Amsterdam, July 20, 2021 - Well over six million people globally have been diagnosed with Parkinson's disease (PD), which has an enormous impact on the lives of patients, their families, and caregivers and is incurring mounting costs for society. This special supplement to the Journal of Parkinson's Disease (JPD), guest-edited by noted experts Anat Mirelman, PhD, E. Ray Dorsey, MD, MBA, Patrik Brundin, MD, PhD, and Bastiaan R. Bloem, MD, PhD, reviews how digital technology is being used to reshape research and clinical care in PD.
Digital health technology is an umbrella term that spans a diverse range of applications, including body-fixed wearable sensors, non-contactable domestic sensors, smartphone apps, and videoconferencing and other telemedicine systems that allow for direct remote interaction between patients and healthcare providers.
"Digital health technology is an important and promising field that is beginning to make a real tangible impact on persons with PD," explained Co-Guest Editor Anat Mirelman, PhD, Center for the Study of Movement, Cognition and Mobility, Neurological Institute, Tel Aviv Sourasky Medical Center; and Sackler Faculty of Medicine and Sagol School of Neuroscience, Tel Aviv University, Israel. "This special supplement includes a series of succinct reviews that cover many practical and relevant aspects, such as digital monitoring, telemedicine, digital therapeutics, virtual clinical trials and digital progression biomarkers for clinical trials. All reviews offer both a view of the current state-of-the-art and informed perspectives on future directions."

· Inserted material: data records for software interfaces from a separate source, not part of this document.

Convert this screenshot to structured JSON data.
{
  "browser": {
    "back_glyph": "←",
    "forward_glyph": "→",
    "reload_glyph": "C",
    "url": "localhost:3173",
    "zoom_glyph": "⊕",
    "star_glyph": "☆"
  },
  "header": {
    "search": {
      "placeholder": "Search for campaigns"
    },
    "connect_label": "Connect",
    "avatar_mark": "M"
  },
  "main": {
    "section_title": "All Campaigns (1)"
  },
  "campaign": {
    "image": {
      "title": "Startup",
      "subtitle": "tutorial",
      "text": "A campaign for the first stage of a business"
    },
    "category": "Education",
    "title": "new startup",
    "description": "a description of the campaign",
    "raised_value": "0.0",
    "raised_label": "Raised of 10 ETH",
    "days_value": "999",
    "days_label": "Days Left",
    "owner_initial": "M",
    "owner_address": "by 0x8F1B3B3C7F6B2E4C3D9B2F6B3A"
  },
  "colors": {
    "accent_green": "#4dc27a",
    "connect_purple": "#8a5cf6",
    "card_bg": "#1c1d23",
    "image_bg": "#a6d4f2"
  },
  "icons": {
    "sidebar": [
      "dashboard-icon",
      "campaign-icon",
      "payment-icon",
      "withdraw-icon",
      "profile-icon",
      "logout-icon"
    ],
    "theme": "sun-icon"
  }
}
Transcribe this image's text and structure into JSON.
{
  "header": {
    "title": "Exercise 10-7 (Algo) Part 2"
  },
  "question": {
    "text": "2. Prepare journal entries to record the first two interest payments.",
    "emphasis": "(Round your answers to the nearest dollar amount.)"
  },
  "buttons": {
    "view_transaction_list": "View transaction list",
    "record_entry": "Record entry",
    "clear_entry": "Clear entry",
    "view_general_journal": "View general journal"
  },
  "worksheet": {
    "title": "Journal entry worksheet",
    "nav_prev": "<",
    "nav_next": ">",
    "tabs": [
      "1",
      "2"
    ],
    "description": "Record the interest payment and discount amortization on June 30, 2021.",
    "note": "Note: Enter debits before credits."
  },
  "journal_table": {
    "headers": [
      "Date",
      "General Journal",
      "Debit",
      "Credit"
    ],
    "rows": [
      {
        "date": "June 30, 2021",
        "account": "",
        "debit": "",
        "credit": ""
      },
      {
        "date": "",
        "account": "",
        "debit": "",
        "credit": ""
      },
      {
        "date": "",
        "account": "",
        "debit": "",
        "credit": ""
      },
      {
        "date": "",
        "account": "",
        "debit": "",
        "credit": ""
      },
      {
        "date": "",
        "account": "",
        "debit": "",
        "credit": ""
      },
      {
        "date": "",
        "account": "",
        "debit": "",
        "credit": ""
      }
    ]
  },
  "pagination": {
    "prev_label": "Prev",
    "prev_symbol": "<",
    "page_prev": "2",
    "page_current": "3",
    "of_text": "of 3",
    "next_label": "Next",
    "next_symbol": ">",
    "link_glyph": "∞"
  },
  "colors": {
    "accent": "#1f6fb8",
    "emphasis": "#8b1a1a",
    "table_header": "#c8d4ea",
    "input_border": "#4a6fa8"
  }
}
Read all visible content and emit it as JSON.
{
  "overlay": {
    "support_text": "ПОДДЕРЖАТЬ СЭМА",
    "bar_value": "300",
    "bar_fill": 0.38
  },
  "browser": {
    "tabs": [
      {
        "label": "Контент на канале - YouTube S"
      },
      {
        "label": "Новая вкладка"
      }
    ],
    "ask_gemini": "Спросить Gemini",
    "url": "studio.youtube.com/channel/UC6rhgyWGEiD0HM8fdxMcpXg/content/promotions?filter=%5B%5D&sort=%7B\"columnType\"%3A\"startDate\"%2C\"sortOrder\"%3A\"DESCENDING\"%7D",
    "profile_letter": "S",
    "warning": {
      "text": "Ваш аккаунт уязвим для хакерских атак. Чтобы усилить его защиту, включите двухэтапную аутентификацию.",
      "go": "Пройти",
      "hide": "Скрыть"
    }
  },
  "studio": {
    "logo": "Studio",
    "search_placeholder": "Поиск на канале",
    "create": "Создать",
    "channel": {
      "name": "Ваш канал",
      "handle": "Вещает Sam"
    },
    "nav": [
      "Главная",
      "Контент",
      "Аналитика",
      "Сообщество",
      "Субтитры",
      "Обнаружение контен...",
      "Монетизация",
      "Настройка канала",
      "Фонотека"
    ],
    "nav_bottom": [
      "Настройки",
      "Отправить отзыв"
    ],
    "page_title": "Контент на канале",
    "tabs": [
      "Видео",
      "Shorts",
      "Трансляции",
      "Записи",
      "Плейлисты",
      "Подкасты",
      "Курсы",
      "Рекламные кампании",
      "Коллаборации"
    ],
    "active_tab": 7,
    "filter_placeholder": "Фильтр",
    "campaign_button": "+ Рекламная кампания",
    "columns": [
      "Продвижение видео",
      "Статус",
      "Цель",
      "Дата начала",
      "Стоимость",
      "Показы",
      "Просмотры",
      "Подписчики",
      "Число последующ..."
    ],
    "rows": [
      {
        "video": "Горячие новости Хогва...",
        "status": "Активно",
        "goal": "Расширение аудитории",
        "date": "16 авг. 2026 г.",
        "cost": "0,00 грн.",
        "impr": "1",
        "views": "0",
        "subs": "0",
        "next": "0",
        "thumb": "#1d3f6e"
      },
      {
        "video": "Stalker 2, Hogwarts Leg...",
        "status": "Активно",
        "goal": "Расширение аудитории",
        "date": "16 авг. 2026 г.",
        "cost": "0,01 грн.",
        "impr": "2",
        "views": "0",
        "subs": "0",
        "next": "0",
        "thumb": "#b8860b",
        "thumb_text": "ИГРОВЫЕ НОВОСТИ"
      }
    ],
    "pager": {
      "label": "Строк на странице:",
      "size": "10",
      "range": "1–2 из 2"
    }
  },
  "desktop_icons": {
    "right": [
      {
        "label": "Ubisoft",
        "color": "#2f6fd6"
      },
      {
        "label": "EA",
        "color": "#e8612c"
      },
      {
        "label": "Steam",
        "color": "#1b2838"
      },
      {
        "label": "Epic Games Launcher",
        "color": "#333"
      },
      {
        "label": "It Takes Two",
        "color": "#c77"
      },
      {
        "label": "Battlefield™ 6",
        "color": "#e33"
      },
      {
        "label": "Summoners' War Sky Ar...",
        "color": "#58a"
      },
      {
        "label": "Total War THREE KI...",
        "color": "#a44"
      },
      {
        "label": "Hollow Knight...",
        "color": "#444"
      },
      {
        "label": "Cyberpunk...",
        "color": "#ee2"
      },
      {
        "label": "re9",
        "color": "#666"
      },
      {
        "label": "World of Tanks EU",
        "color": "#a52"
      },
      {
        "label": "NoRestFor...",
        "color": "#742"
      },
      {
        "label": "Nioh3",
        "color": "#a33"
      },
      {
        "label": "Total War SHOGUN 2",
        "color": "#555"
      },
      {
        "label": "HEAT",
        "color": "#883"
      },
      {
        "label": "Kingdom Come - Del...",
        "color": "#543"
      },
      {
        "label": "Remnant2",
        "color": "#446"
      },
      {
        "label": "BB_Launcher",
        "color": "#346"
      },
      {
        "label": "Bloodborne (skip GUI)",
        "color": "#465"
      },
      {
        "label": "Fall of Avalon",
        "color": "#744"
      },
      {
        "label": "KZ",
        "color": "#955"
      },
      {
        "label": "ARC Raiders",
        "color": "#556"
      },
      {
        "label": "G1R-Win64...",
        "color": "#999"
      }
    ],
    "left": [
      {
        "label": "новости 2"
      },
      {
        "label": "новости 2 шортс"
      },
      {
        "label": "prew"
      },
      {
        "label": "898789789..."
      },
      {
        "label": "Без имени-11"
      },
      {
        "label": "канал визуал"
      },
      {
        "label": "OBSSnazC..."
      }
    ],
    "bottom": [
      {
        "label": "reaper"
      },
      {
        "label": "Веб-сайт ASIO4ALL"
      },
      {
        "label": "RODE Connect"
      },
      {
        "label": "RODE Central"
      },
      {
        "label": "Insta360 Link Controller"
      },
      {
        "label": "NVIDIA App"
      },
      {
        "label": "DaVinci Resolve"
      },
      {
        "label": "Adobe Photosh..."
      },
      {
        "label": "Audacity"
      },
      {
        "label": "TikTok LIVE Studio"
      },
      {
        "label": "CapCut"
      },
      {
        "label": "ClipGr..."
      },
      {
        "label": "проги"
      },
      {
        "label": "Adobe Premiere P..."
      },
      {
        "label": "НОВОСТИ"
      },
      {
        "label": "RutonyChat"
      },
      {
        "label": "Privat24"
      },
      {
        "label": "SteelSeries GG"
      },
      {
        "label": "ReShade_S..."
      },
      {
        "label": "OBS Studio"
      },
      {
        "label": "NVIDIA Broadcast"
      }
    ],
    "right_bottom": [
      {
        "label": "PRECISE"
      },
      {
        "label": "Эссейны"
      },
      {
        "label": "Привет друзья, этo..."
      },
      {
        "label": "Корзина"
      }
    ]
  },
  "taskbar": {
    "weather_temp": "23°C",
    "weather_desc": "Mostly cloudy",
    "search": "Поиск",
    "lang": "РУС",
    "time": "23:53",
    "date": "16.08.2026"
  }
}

"Despite the accumulating body of evidence to support the feasibility, utility, and benefits of various digital technology approaches, the use of digital technology in clinical practice has long remained scarce," added Co-Guest Editor and joint JPD Editor-in-Chief Bastiaan R. Bloem, MD, PhD, Radboud University Nijmegen Medical Center; Donders Institute for Brain, Cognition, and Behavior; Department of Neurology, Nijmegen, The Netherlands. "It has taken a contagion to make patients, physicians, and insurers pay better attention. Specifically, the limits on our ability to travel imposed by the ongoing coronavirus pandemic has led to a dramatic increase in the use of digital platforms in a matter of a few months. This change was unprecedented and has been identified as one of the few silver linings of the pandemic."
Important developments highlighted in this supplement include:
- The increase in use of digital platforms is transforming neurological care, catalyzing the use of digital technology to maintain continuity of care, and impacting clinical trials. Using wearable sensors, clinicians can still monitor patients' motor symptoms while they are isolated at home and gain insights into behavioral changes and the implications of social distancing on patients' non-motor symptoms.
- In clinical research, digital technologies are transforming practice and enhancing the understanding of PD. For example, assessing sleep can now be done in the home, passively, and frequently, expanding the knowledge of sleep disorders in patients with clinically manifest Parkinson's as well as individuals in early stages of the disease.
- New tools may also shine a light on features of the disease that have largely been invisible, such as the appraisal of social function, expanded assessments of voice, quantification of tremor, assessment of falls, dyskinesia or freezing of gait, and objective measurement of the response to treatment. This could lead to a better understanding of the disease, its temporal pattern, variability, and impact on individuals bearing its burden.
- Technological applications have the potential to reshape the way clinical research is conducted as decentralized trials will expand and even more assessments will transfer from the clinic to the home and mobile devices. Remote digital therapeutics can offer an attractive alternative for intensive interventions such as speech and language therapy, which typically requires frequent visits to clinics.
"There remain significant challenges," noted Dr. Mirelman. "These include the digital divide, the issue of privacy and security, and reimbursement, which requires health insurance companies and other payers to be persuaded by the merits of technology."
"The COVID-19 pandemic has emphasized some of the shortcomings of telemedicine or monitoring approaches, such as the undiminished need for in-person visits, especially for new patients," commented Professor Bloem. "These shortcomings raise yet another question as to what extent digital health technologies will survive when our lives get back to a new normal after this pandemic has resolved.
"We can say with certainty that the digital revolution has definitely started. We can almost be equally certain that this is only the beginning. The future of digital medicine will likely benefit both patients and healthcare in ways that are currently difficult to predict," he concluded.
Parkinson's disease is a slowly progressive disorder that affects movement, muscle control, and balance. It is the second most common age-related neurodegenerative disorder affecting about 3% of the population by the age of 65 and up to 5% of individuals over 85 years of age.